Throughout history, God’s people have, at times, experienced years of favor and also, at times, endured years of hostility.
Consider the story of Joseph and God’s people in Egypt (Genesis 41 & Exodus 1). During Joseph’s life, God’s people found great favor with pharaoh and because of it God’s people flourished (Exodus 1:7). But then there arose a new king of Egypt, who did not know Joseph, who decided to set taskmasters over God’s people and afflict them with heavy burdens. But still, God’s people flourished & grew (Exodus 12:37). And so we see that, no matter the season, God means for any and every time to serve in the flourishing of His people.
This is true for God’s people–past, present, and future. Even today, as we survey the world around us and see Christians being persecuted for their faith, God’s plan for His kingdom is not thwarted. In fact, it is quite the opposite–His kingdom and His people will flourish. And even for us, as we survey the political landscape and consider our current cultural climate, we are being persecuted more than ever before for our biblical convictions and sense that our persecution will only intensify.
In the midst of this:
- How can we be a hopeful people?
- How are we to love those who are persecuting us?
- What does it mean to live graciously, kindly, and truthfully?
- How are we to think, feel, and respond to the world around us?
These are the questions all of us face and, thankfully, in the book of 1 Peter, God provides the necessary encouragement, direction, and wisdom for His people. It is for times such as these that God has given His people a book like 1 Peter.
In the Apostle Peter’s first letter we are reminded that regardless of the level of acceptance we feel or do not feel from the world, our identity is constant—by grace we are a people who belong to God, not to the world. Like the first-century Christians spread out around Asia Minor away from their homeland in heaven, we too are exiles and aliens called to live in a world that is not our home.
While it is true that in our lifetime it has become more antagonistic in our culture to live as holy and set apart for Christ, we are still who God has called us to be. We are still His people, still sorrowful for the fallen world we live in and love, and still called to pray for them and bear witness to the marvelous gospel of Christ.
And so church, over the course of the next year each week we are going to dive deep into this precious book of the Bible. Thoughtfully and eagerly, we’re going to study the entire letter of 1 Peter and explore what all it means to live as God’s chosen people in an unwelcoming land. Our prayer is that God will show us how to properly think, feel, and live.
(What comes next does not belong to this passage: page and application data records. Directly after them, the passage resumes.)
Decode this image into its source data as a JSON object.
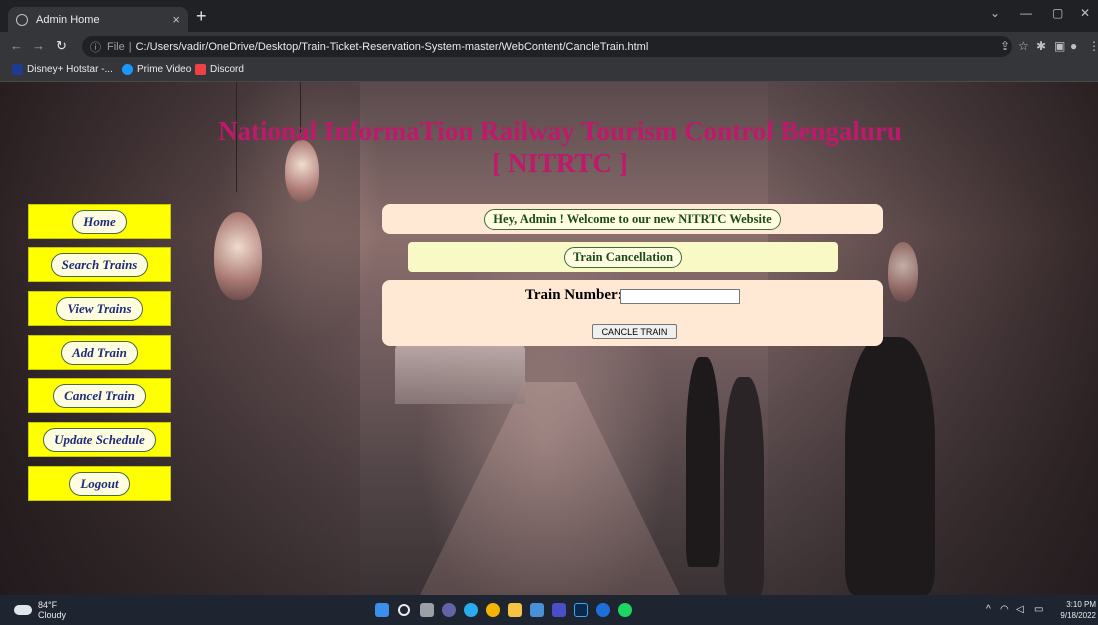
{
  "browser": {
    "tab_title": "Admin Home",
    "tab_close": "×",
    "new_tab": "+",
    "address_prefix": "File",
    "address_url": "C:/Users/vadir/OneDrive/Desktop/Train-Ticket-Reservation-System-master/WebContent/CancleTrain.html",
    "bookmarks": [
      {
        "label": "Disney+ Hotstar -...",
        "icon": "hotstar-icon",
        "color": "#1f3b8f"
      },
      {
        "label": "Prime Video",
        "icon": "prime-video-icon",
        "color": "#1a98ff"
      },
      {
        "label": "Discord",
        "icon": "discord-icon",
        "color": "#ed4245"
      }
    ]
  },
  "page": {
    "heading_line1": "National InformaTion Railway Tourism Control Bengaluru",
    "heading_line2": "[ NITRTC ]",
    "heading_color": "#c0186a",
    "nav": [
      {
        "label": "Home"
      },
      {
        "label": "Search Trains"
      },
      {
        "label": "View Trains"
      },
      {
        "label": "Add Train"
      },
      {
        "label": "Cancel Train"
      },
      {
        "label": "Update Schedule"
      },
      {
        "label": "Logout"
      }
    ],
    "nav_color": "#ffff00",
    "welcome": "Hey, Admin ! Welcome to our new NITRTC Website",
    "section_title": "Train Cancellation",
    "form": {
      "label": "Train Number:",
      "value": "",
      "submit": "CANCLE TRAIN"
    }
  },
  "taskbar": {
    "temperature": "84°F",
    "condition": "Cloudy",
    "time": "3:10 PM",
    "date": "9/18/2022"
  }
}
We cannot stress enough how excited we are to come together as a church and hear from the Spirit in this timeless and timely book. Much like the original audience and like the Christians in every time and place until Christ returns, each and every one of us has something to hear from God in 1 Peter.
At The Austin Stone, we want to be a church like Peter hopes for and describes. A people belonging to God, faithfully obeying Him and remaining hopeful while in exile.